To really understand the significance of that-which today's youngsters never will-you would've had to drive a team of mules pulling a wagon full of cotton to Youngsville, 14 miles away, leaving at first light, ginning the cotton and returning by lantern light.
The historical event I had been privileged to view was the Space Shuttle Columbia returning to earth after a trip into orbit to drop off the world's most powerful x-ray telescope.
The spacecraft was commanded by the first female ever at the controls. Air Force Col. Eileen Collins, 42 years old, had guided the shuttle right over where I stood in amazement, then to the beautiful landing that I watched moments later on TV.
The crew consisted of five astronauts, two women, and three men. I had truly witnessed history in the making. The next morning I mentioned it to my 18-year-old granddaughter Amber, "Oh, really," was her only response.
I remember one time she had used my rotary phone and complained about how slow it was. "Why don't you have a touch-tone?" she had asked. "Just a touch of the past," I answered.
Before that, years ago, I had asked the operator to dial 396 for me and she told me that the Broussard's, were out of town. Operators knew everyone with a phone.

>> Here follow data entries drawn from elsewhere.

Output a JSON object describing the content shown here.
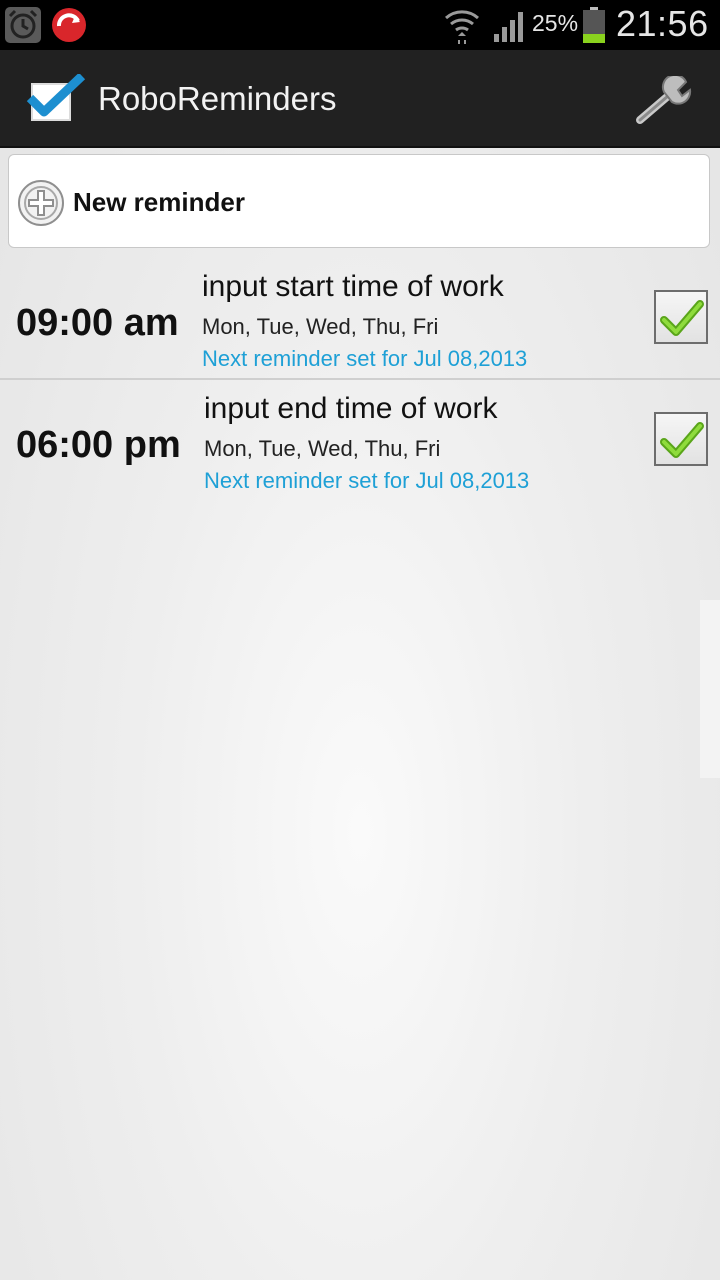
{
  "status_bar": {
    "battery_percent": "25%",
    "time": "21:56",
    "icons": [
      "alarm-icon",
      "trend-micro-icon",
      "wifi-icon",
      "signal-icon",
      "battery-icon"
    ]
  },
  "action_bar": {
    "title": "RoboReminders",
    "icons": [
      "app-checkbox-icon",
      "wrench-icon"
    ]
  },
  "new_reminder": {
    "label": "New reminder",
    "icon": "plus-circle-icon"
  },
  "reminders": [
    {
      "time": "09:00 am",
      "title": "input start time of work",
      "days": "Mon, Tue, Wed, Thu, Fri",
      "next": "Next reminder set for Jul 08,2013",
      "enabled": true
    },
    {
      "time": "06:00 pm",
      "title": "input end time of work",
      "days": "Mon, Tue, Wed, Thu, Fri",
      "next": "Next reminder set for Jul 08,2013",
      "enabled": true
    }
  ],
  "colors": {
    "accent_link": "#1ea0d6",
    "checkmark_green": "#7ccc2e",
    "app_icon_blue": "#1d8fd0",
    "action_bar": "#212121"
  }
}
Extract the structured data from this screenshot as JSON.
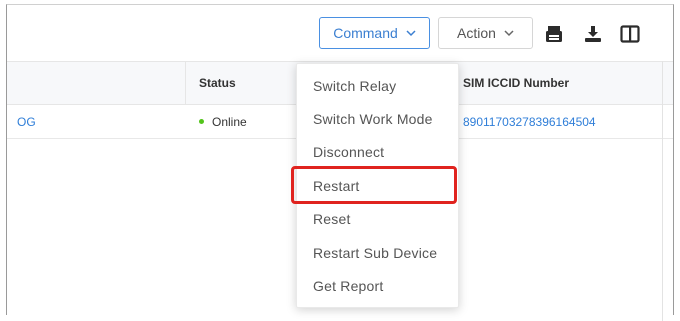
{
  "toolbar": {
    "command_label": "Command",
    "action_label": "Action",
    "icons": [
      "print-icon",
      "download-icon",
      "columns-icon"
    ]
  },
  "table": {
    "columns": {
      "status": "Status",
      "sim_iccid": "SIM ICCID Number"
    },
    "rows": [
      {
        "name_fragment": "OG",
        "status": "Online",
        "sim_iccid": "89011703278396164504"
      }
    ]
  },
  "command_menu": {
    "items": [
      "Switch Relay",
      "Switch Work Mode",
      "Disconnect",
      "Restart",
      "Reset",
      "Restart Sub Device",
      "Get Report"
    ],
    "highlighted_item": "Restart"
  },
  "colors": {
    "accent": "#3b7fd1",
    "link": "#2f7ed8",
    "online": "#52c41a",
    "highlight": "#e0231f"
  }
}
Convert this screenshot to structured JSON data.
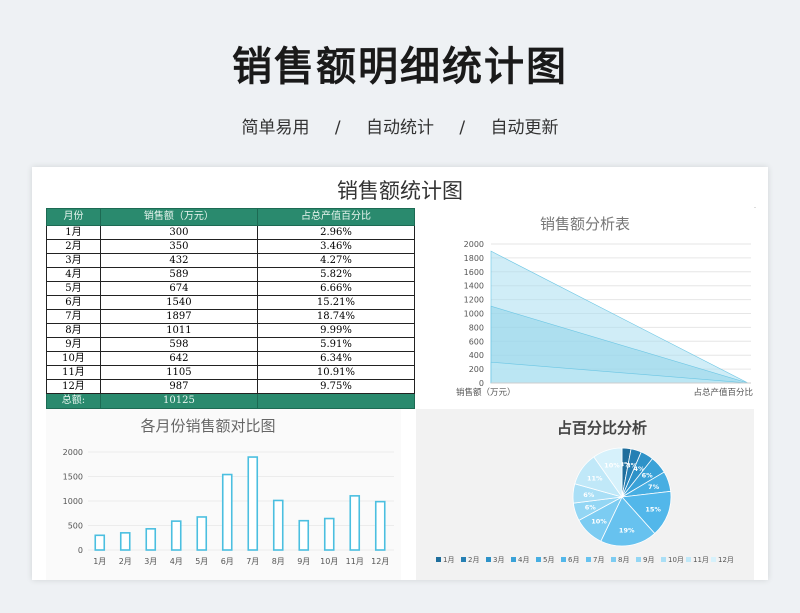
{
  "hero": {
    "title": "销售额明细统计图",
    "tags": [
      "简单易用",
      "/",
      "自动统计",
      "/",
      "自动更新"
    ]
  },
  "sheet": {
    "title": "销售额统计图",
    "table": {
      "headers": [
        "月份",
        "销售额（万元）",
        "占总产值百分比"
      ],
      "rows": [
        [
          "1月",
          "300",
          "2.96%"
        ],
        [
          "2月",
          "350",
          "3.46%"
        ],
        [
          "3月",
          "432",
          "4.27%"
        ],
        [
          "4月",
          "589",
          "5.82%"
        ],
        [
          "5月",
          "674",
          "6.66%"
        ],
        [
          "6月",
          "1540",
          "15.21%"
        ],
        [
          "7月",
          "1897",
          "18.74%"
        ],
        [
          "8月",
          "1011",
          "9.99%"
        ],
        [
          "9月",
          "598",
          "5.91%"
        ],
        [
          "10月",
          "642",
          "6.34%"
        ],
        [
          "11月",
          "1105",
          "10.91%"
        ],
        [
          "12月",
          "987",
          "9.75%"
        ]
      ],
      "total_label": "总额:",
      "total_value": "10125"
    }
  },
  "colors": {
    "header_green": "#2a8a6e",
    "bar_stroke": "#4bbfe0",
    "area_fill": "#8fd3ea"
  },
  "chart_data": [
    {
      "type": "area",
      "title": "销售额分析表",
      "categories": [
        "销售额（万元）",
        "占总产值百分比"
      ],
      "series": [
        {
          "values": [
            1897,
            0
          ]
        },
        {
          "values": [
            1105,
            0
          ]
        },
        {
          "values": [
            300,
            0
          ]
        }
      ],
      "yticks": [
        0,
        200,
        400,
        600,
        800,
        1000,
        1200,
        1400,
        1600,
        1800,
        2000
      ],
      "ylim": [
        0,
        2000
      ],
      "grid": true
    },
    {
      "type": "bar",
      "title": "各月份销售额对比图",
      "categories": [
        "1月",
        "2月",
        "3月",
        "4月",
        "5月",
        "6月",
        "7月",
        "8月",
        "9月",
        "10月",
        "11月",
        "12月"
      ],
      "values": [
        300,
        350,
        432,
        589,
        674,
        1540,
        1897,
        1011,
        598,
        642,
        1105,
        987
      ],
      "yticks": [
        0,
        500,
        1000,
        1500,
        2000
      ],
      "ylim": [
        0,
        2000
      ],
      "grid": true
    },
    {
      "type": "pie",
      "title": "占百分比分析",
      "categories": [
        "1月",
        "2月",
        "3月",
        "4月",
        "5月",
        "6月",
        "7月",
        "8月",
        "9月",
        "10月",
        "11月",
        "12月"
      ],
      "values": [
        2.96,
        3.46,
        4.27,
        5.82,
        6.66,
        15.21,
        18.74,
        9.99,
        5.91,
        6.34,
        10.91,
        9.75
      ],
      "labels": [
        "3%",
        "3%",
        "4%",
        "6%",
        "7%",
        "15%",
        "19%",
        "10%",
        "6%",
        "6%",
        "11%",
        "10%"
      ],
      "colors": [
        "#1f6e9c",
        "#2680b4",
        "#2e92c8",
        "#3aa2d8",
        "#47aee2",
        "#52b7ea",
        "#67c2ef",
        "#7cccf2",
        "#93d6f4",
        "#aadff6",
        "#c0e8f8",
        "#d6f1fb"
      ],
      "legend": "bottom"
    }
  ]
}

So you see, like my memories of long ago, the event of the spaceship that took place just before the turn of the century will grow in her mind as she relates the story 50 years from now.
Youngsters today have no reference to anchor the idea of how fast speed has gotten. They will never experience waking up soaking wet with sweat after a hot summer night, long before air conditioning and a thermostat set on 72 degrees because 76 is not cold enough.
Today's child can travel the world in seconds on the Internet. They carry telephones in their pockets and have Call Waiting to handle two calls at once. They keep in touch with Text Messaging, Facebook, Twitter, Zoom, and many other Internet programs. They send photos and video's instantly as they happen.
Man landed on the moon 50 years ago, science fiction to me as a boy, old hat to the youth of today. They really have missed the wonder of some things by having nothing to measure them against. What is their point of reference going to be?
We remember the Great Depression that took FDR ten years to fix. Maybe their point will be the election of the first Black president, with the strange sounding name or the hurricanes Katrina, Rita and Ike.
As I look toward tomorrow I fear that we have entered a new phase that puts our democracy, the one thing that separates us from all others, in jeopardy at home. I feel for the first time in this long life that our country is in danger from within. There's a darkness I've never felt before. The biggest surprise of my life is how fast I have traveled down this life's highway and the multitude of changes I've lived through.
I never could have imagined that over 200,000 Americans would have died in less that one year, more than in all wars since WWI, in a pandemic that our government failed miserably to manage and save lives. Many more will die as we approach 7-million coronavirus cases. It didn't have to happen this way. Leadership failed us. Mostly however folks of my generation will be surprised at how fast the years Down Life's Highway went by.